## Records provided
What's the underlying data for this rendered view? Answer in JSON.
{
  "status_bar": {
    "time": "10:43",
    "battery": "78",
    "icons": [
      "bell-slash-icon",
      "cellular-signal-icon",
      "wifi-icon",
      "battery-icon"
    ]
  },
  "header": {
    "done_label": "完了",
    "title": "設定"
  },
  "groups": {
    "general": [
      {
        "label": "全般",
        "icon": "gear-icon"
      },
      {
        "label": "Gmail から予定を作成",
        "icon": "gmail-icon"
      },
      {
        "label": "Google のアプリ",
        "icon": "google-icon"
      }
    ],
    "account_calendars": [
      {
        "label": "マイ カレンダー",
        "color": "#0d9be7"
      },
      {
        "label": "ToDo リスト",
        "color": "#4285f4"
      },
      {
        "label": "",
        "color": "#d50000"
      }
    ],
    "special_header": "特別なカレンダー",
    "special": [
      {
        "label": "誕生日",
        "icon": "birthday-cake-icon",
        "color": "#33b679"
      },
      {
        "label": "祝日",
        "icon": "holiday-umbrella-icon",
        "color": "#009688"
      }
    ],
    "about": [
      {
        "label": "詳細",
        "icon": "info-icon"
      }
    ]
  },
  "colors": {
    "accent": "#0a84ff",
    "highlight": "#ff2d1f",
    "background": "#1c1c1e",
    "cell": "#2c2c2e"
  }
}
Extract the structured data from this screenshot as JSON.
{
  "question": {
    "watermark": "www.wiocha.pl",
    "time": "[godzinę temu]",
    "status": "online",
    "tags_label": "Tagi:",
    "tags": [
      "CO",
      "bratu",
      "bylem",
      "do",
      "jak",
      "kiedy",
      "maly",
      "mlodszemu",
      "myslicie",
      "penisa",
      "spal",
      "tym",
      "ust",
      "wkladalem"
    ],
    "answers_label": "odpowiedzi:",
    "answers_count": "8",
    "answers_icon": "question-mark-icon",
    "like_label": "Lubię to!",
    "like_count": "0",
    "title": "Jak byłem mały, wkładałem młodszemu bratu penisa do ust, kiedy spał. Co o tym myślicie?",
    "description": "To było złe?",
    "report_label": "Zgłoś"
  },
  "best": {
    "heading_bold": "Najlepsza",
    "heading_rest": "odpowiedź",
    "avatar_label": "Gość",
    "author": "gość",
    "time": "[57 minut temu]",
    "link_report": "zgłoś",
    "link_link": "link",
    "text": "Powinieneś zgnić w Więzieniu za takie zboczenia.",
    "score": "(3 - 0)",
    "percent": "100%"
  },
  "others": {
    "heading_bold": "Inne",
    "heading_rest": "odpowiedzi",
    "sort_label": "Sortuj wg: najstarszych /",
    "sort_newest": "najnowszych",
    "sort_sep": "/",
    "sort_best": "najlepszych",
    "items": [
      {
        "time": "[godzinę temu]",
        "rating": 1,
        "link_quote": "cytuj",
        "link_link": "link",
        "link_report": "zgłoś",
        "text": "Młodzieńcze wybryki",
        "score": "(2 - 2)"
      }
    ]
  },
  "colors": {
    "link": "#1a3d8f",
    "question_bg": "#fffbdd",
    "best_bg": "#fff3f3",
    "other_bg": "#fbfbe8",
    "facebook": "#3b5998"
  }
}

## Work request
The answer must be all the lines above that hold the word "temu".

## Answer box
    "time": "[godzinę temu]",
    "time": "[57 minut temu]",
        "time": "[godzinę temu]",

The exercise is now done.